How can we bring space exploration and science to Earth in relatable ways to galvanize support for space exploration?

Developing multi-modal experiences to represent space exploration objects, questions, and challenges in programmable virtual and physical environments.

We are building through innovative, immersive, transdisciplinary experiences engaging the five senses in space. The pilot aims to fiducially represent space environments in virtual reality, augmented reality, and physical constructions. The team has embarked on studies towards the invention and construction of a "smell engine" to fuse olfaction into haptic, auditory and visual systems for holodeck-like experiences of space here on Earth. The team is also constructing a simulated mobile martian habitat to represent the challenges of living on Mars or other planetary environments.
Virtual Reality Smell

Project Goals

"Holodeck for Everyone"

We will create a small, spaceflight-ready suite of instruments to act as our proxy, exploring Earth. But humans are multisensory beings, so to truly experience and explore, we need to engage all five senses. Back at home, the Five Senses will combine research and education to expose and prepare more of society for humankind in space via a highly immersive and collaborative virtual environment (“Holodeck for Everyone”) that makes use of the data collected.

Bringing the space experience down to Earth

By making space understandable and relatable, we can help to engage the public to drive excitement for space exploration.

Key Accomplishments

Launching student-built payloads into space

ASU has partnered with Blue Origin and NanoRacks to launch three undergraduate student designed and constructed payloads aboard a New Shepard suborbital rocket in late 2018. These payloads include instrumentation to capture elements of the senses in space that the students will use to convey the experience here on the ground.

Life on Mars

This subset of the “holodeck” effort combines art and science to create an interactive, immersive, multisensory experience for people to feel what it might be like to live on Mars in the year 2175.

People

Robert LiKamWa
School of Arts, Media and Engineering & School of Electrical, Computer and Energy Engineering ASU

Alireza Bahremand
School of Arts, Media and Engineering & School of Electrical, Computer and Energy Engineering ASU

Cassie Bowman
Associate Research Professor, School of Earth and Space Exploration, ASU

Danny Jacobs
Assistant Professor, School of Earth and Space Exploration, ASU
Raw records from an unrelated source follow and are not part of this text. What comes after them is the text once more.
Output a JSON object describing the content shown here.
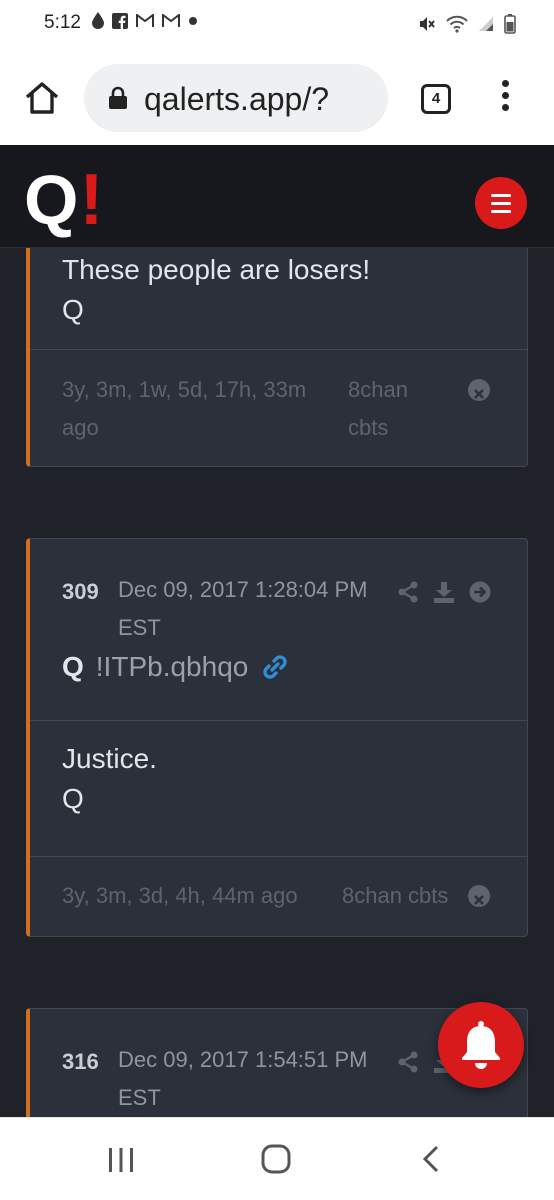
{
  "status_bar": {
    "time": "5:12"
  },
  "browser": {
    "url": "qalerts.app/?",
    "tab_count": "4"
  },
  "site": {
    "logo_letter": "Q",
    "logo_mark": "!"
  },
  "posts": [
    {
      "body_lines": [
        "These people are losers!",
        "Q"
      ],
      "age": "3y, 3m, 1w, 5d, 17h, 33m ago",
      "source": "8chan cbts"
    },
    {
      "number": "309",
      "date": "Dec 09, 2017 1:28:04 PM EST",
      "author": "Q",
      "tripcode": "!ITPb.qbhqo",
      "body_lines": [
        "Justice.",
        "Q"
      ],
      "age": "3y, 3m, 3d, 4h, 44m ago",
      "source": "8chan cbts"
    },
    {
      "number": "316",
      "date": "Dec 09, 2017 1:54:51 PM EST"
    }
  ],
  "colors": {
    "accent": "#d91a1a",
    "post_border": "#d0701e",
    "link": "#2e8fd6"
  }
}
Karin Valentine
Media Relations and Marketing Manager, School of Earth and Space Exploration, ASU

Kathryn Powell
School of Earth and Space Exploration, ASU

Brian Smith
School of Life Sciences, ASU
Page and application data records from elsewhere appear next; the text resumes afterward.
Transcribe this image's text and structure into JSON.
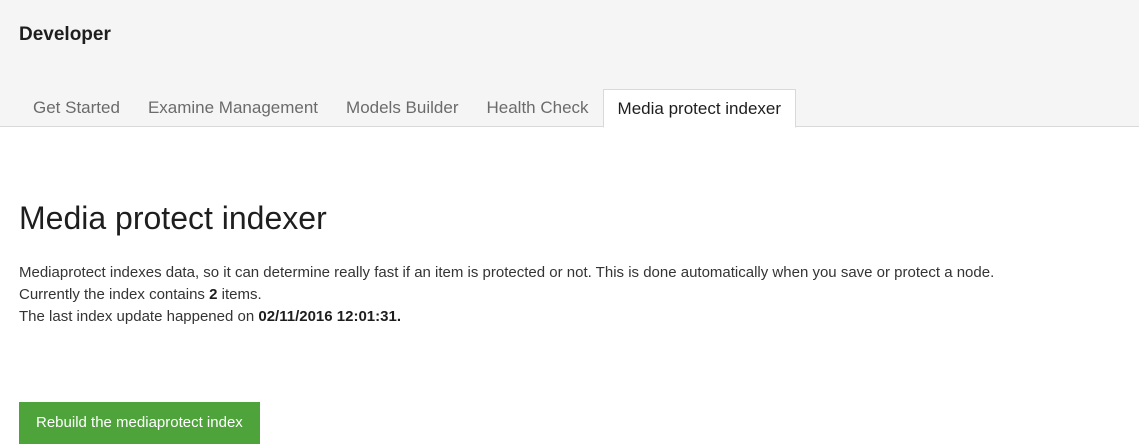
{
  "header": {
    "section_title": "Developer",
    "tabs": [
      {
        "label": "Get Started",
        "active": false
      },
      {
        "label": "Examine Management",
        "active": false
      },
      {
        "label": "Models Builder",
        "active": false
      },
      {
        "label": "Health Check",
        "active": false
      },
      {
        "label": "Media protect indexer",
        "active": true
      }
    ]
  },
  "main": {
    "title": "Media protect indexer",
    "description_line1": "Mediaprotect indexes data, so it can determine really fast if an item is protected or not. This is done automatically when you save or protect a node.",
    "index_count_prefix": "Currently the index contains ",
    "index_count": "2",
    "index_count_suffix": " items.",
    "last_update_prefix": "The last index update happened on ",
    "last_update_value": "02/11/2016 12:01:31",
    "last_update_suffix": ".",
    "rebuild_button_label": "Rebuild the mediaprotect index"
  },
  "colors": {
    "header_background": "#f5f5f5",
    "button_green": "#4fa33b",
    "text": "#343434"
  }
}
Rick Gerkin
School of Life Sciences, ASU

Christy Spackman
School for the Future of Innovation in Society, ASU

Victor Surovec
MKRSpace

Roy Wasson Valle
Graduate Student, Herberger Institute, ASU

 

 

Classroom Research

The two initial projects already in progress for this are the construction of a simulated mobile martian habitat, and the invention of a “smell engine” to fuse olfaction into haptic, auditory, and visual systems with virtual reality to help create holodeck­esque experiences of space here on Earth (or of Earth for astronauts on long missions).